Flood 2016


The Cedar River swelled to dangerous levels over the weekend, prompting action across Northeast Iowa. Sandbagging efforts commenced from Waverly to Cedar Falls and from Waterloo to Cedar Rapids.

According to the Waterloo-Cedar Falls Courier, the Cedar River in Cedar Falls crested at over 98 feet around 5 p.m. on Saturday, Sept. 24, which was the second-highest recorded crest ever for the city.

Cedar Falls community members were joined by students from UNI, and both groups worked hand in hand in the sandbagging efforts on Friday, Sept. 23 and the morning of Saturday, Sept. 24. Students came alone and in groups representing various student organizations to help.

A group ranging from 15 to 20 Sigma Phi Epsilon members came to volunteer on Friday. Alex Smith, a freshman accounting  and finance investment double major, was one of them.

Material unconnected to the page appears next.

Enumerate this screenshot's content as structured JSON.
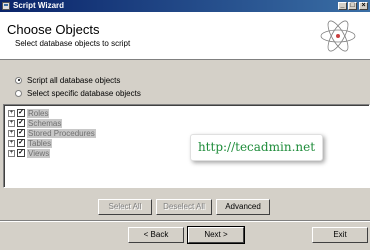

“I’m from SigEp, and thought it was really cool that all of us came out here to volunteer,” Smith said. “And this is my first year so I think that’s really cool that there’s people – even strangers – that aren’t from this community that are willing to help out.”

Smith described Cedar Falls’ sandbagging efforts on Friday night as a “supply chain.”

“There’s dump trucks coming in and out. There’s numerous volunteers scooping the sand, putting them in bags,” Smith said. “There’s almost, like, a supply chain going from worker to worker. And they got some skid loaders running them up and down to the levy.”

Laura Roman, a freshman personal wealth management major, turned back from her trek to Waterloo to help with the sandbagging efforts after hearing about it on the radio.

“Everyone is incredibly nice, and we’re just doing our best as fast as possible to help out and not let our downtown be destroyed,” Roman said.

Gretchen Kramer, a sophomore social work major, came to sandbag alone, going to the site early at 6 p.m.

“I tried to come here with my friends and none of them would come. So now I’ve got all these new friends,” Kramer said. “Honestly, I think it’s really great that everyone came out together and is willing to help […] UNI students don’t really get impacted by any of this this, but they’re still willing to come out and help. So I think that’s [a] really important, sense of community.”

Kelso Breitsprecher, a fifth-year senior theatre performance major, went to help with other students from the theater department.

“A bunch of theater kids met up with me. We jumped in my van and drove down here, and we’ve been down here for a few hours,” Breitsprecher said. “And there’s been hundreds of people down here from all walks of life – people from the community college, people from UNI, high school students, older gentlemen, children. It’s a little heartwarming.”

“Everybody’s incredibly friendly, they’re all happy,” Smith said. “Even in the worst of times, they all have a smile on their face.”

Another student organization, the UNI Freethinkers and Inquirers (UNIFI), organized members to help in downtown Cedar Rapids on Saturday. Natalie Kaufman, a senior philosophy and psychology double major was one of the UNIFI members who volunteered.

“We are going to help because people need us to,” Kaufman. “UNIFI is a humanist organization, committed to helping those that need it most.” A group of 15 to 20 students were set to go and help.

“At this point, any and all efforts will help,” Kaufman continued. “While this flood is not predicted to be as bad as the ‘08 flood, it is an undeniable fact that parts of the city and people’s houses will have some sort of water damage. Helping to sandbag, or even helping move their things from their basements to higher ground, are small things we can do. If everyone does a small thing, we can create big change.”

At the end of Friday night, Breitsprecher said, “It’s been hard work, but it feels rewarding knowing it’s going toward a good cause, knowing that it’s going to help people when the water […] starts to rise.”

Up to date flood coverage, along with sandbagging efforts, can be accessed through the City of Cedar Falls website.

NI staff writer Jacob Madden helped contribute to this story.